How Health System Transformation Efforts are Improving Access to Care for Children and Youth
States are rapidly undertaking major reforms within their health care delivery systems. Though not often specifically targeting children and youth, these reforms offer opportunities to positively impact how this population accesses care. In a recent NASHP webinar several states described how their health system transformation efforts are doing so.
Massachusetts State Innovation Model Grant: Massachusetts Child Psychiatry Access Project
In 2013, Massachusetts used a portion of their State Innovation Model (SIM) testing grant, which focuses on payment reform, delivery system transformation, and cost and quality accountability to increase access to children’s behavioral health consultations.
Christina Fluet, the Director of Planning and Policy Development at the Massachusetts Department of Mental Health, shared how SIM grant dollars were used to support and expand the efforts of the Massachusetts Child Psychiatry Access Project (MCPAP). The Project is a statewide system of child psychiatry consultation teams designed to help pediatricians and family physicians meet the needs of children with behavioral health challenges by providing telephone consultations with physicians, face-to-face consultations, community resource and referral information, as well as training and education for providers. This successful model has been adopted by 29 other states. The SIM grant funding allowed for Massachusetts to restore MCPAP services to full-time, increase utilization of services among primary care providers, develop sustainability strategies, increase needed services to address adolescent substance use and evaluate outcomes from grant activities. The Project is also exploring sustainability strategies for when SIM funding ends.
New York Health Home Program: Expanding Services to Children
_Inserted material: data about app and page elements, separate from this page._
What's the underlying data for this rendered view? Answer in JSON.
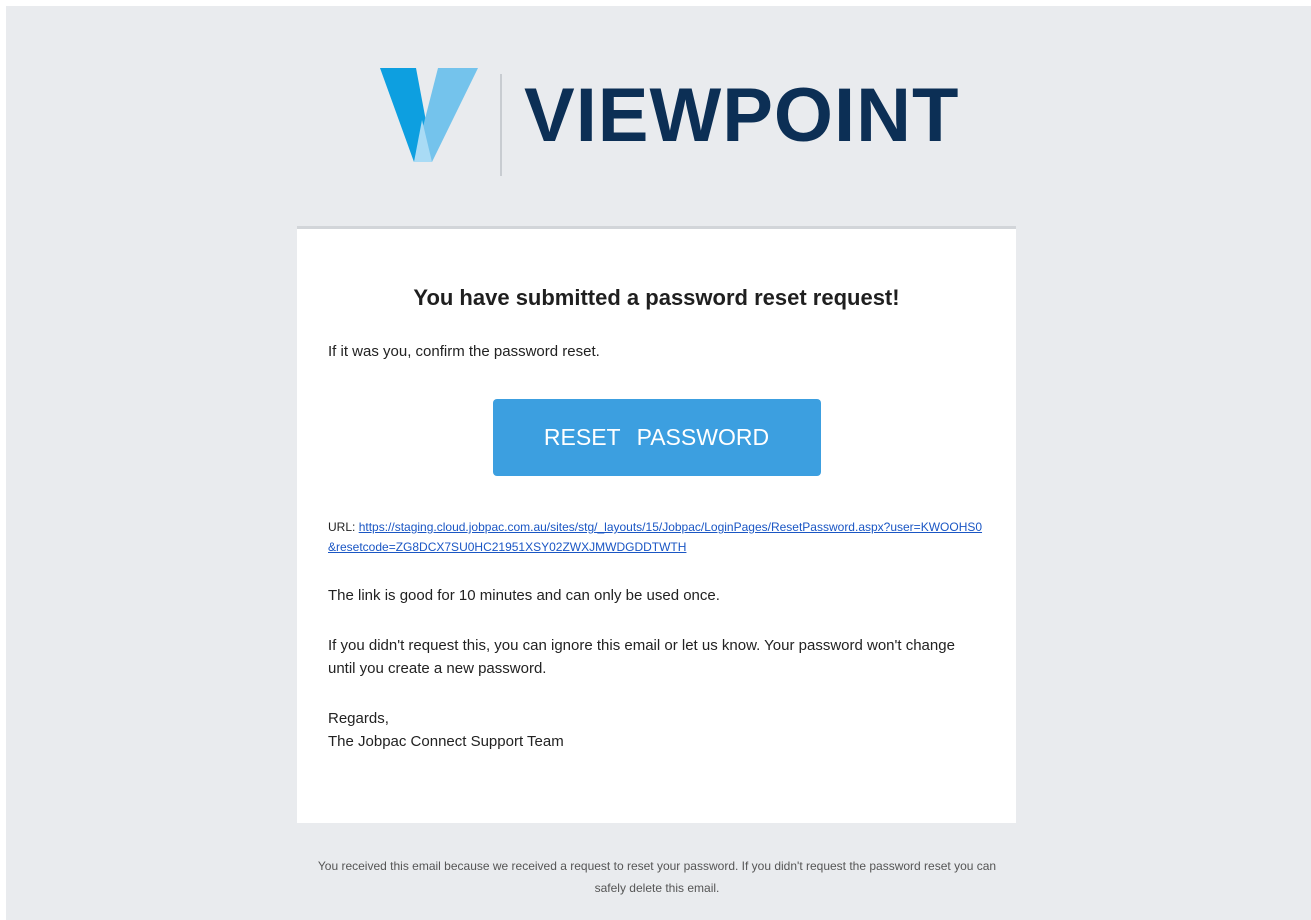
{
  "logo": {
    "wordmark": "VIEWPOINT",
    "colors": {
      "mark_primary": "#0d9fe0",
      "mark_secondary": "#74c3ec",
      "mark_light": "#a9dbf5",
      "wordmark": "#0c2f55"
    }
  },
  "email": {
    "title": "You have submitted a password reset request!",
    "intro": "If it was you, confirm the password reset.",
    "reset_button": "RESET PASSWORD",
    "url_label": "URL:",
    "url": "https://staging.cloud.jobpac.com.au/sites/stg/_layouts/15/Jobpac/LoginPages/ResetPassword.aspx?user=KWOOHS0&resetcode=ZG8DCX7SU0HC21951XSY02ZWXJMWDGDDTWTH",
    "validity": "The link is good for 10 minutes and can only be used once.",
    "ignore_notice": "If you didn't request this, you can ignore this email or let us know. Your password won't change until you create a new password.",
    "closing": "Regards,",
    "signature": "The Jobpac Connect Support Team"
  },
  "footer": {
    "text": "You received this email because we received a request to reset your password. If you didn't request the password reset you can safely delete this email."
  },
  "colors": {
    "background": "#e9ebee",
    "button": "#3c9fe0",
    "link": "#1a56c4"
  }
}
As part of a larger, state-wide health system transformation effort, and through the authority granted under section 2703 of the Affordable Care Act, New York established a Health Home program which seeks to provide a comprehensive system of care coordination for Medicaid enrollees with chronic conditions. Health home providers integrate and coordinate all primary, acute, behavioral health, and long-term services and supports. Using this program, specific efforts are underway to improve access to these services specifically for children and youth.
Lana Earle, the Deputy Director in the Division of Program Development and Management at the New York State Department of Health, shared how the state is tailoring their existing adult health home model to serve the unique needs of children and youth. This tailoring process has included extensive collaboration with the Centers for Medicare and Medicaid Services and the Substance Abuse and Mental Health Services Administration, stakeholders, providers, and plans. In 2015, New York received approval for a Pediatric Health Home State Plan Amendment (SPA) from CMS with amendments to expand health home eligibility criteria and include child-specific conditions and definitions (complex trauma, serious emotional disturbance and a pediatric-specific BMI definition). The SPA also included an amendment for the use of the Child and Adolescent Needs and Strengths tool (CANS-NY), a uniform assessment tool, to be used in creating a care plan, measuring acuity, determining a per-member per-month rate structure for children, and home and community-based services eligibility for new array of services. For those interested in more information on New York’s pediatric health home model, they have posted a vast amount of information for the public on the website.
Ohio Accountable Care Organization: Partners for Kids
Partners for Kids is a private Accountable Care Organization (ACO) that is a partnership between Ohio’s Nationwide Children’s Hospital and more than a thousand physicians who coordinate care for over 300,000 Medicaid enrolled children in 34 counties in the state. Kelly Kelleher, the Director of the Center for Innovation in Pediatric Practice at Nationwide Children’s Hospital, explained how Partners for Kids is responsible for improving the quality of care and lowering costs for their enrollees by receiving capitated fees from Ohio’s five current Medicaid managed care plans and paying caregivers for the services provided.
As one of the country’s oldest and largest pediatric ACOs, Partners for Kids has learned important lessons in making this health system transformation effort successful. Kelly stressed the importance of state support for ACOs, access and sharing of data among providers and Medicaid, and the inclusion of health in different policy areas (transportation, housing, employment, etc.). Because of the ability to analyze data, Partners for Kids has been able to show cost savings and positive health outcomes for enrollees, something other states may be interested in as they implement or explore the use of pediatric ACOs.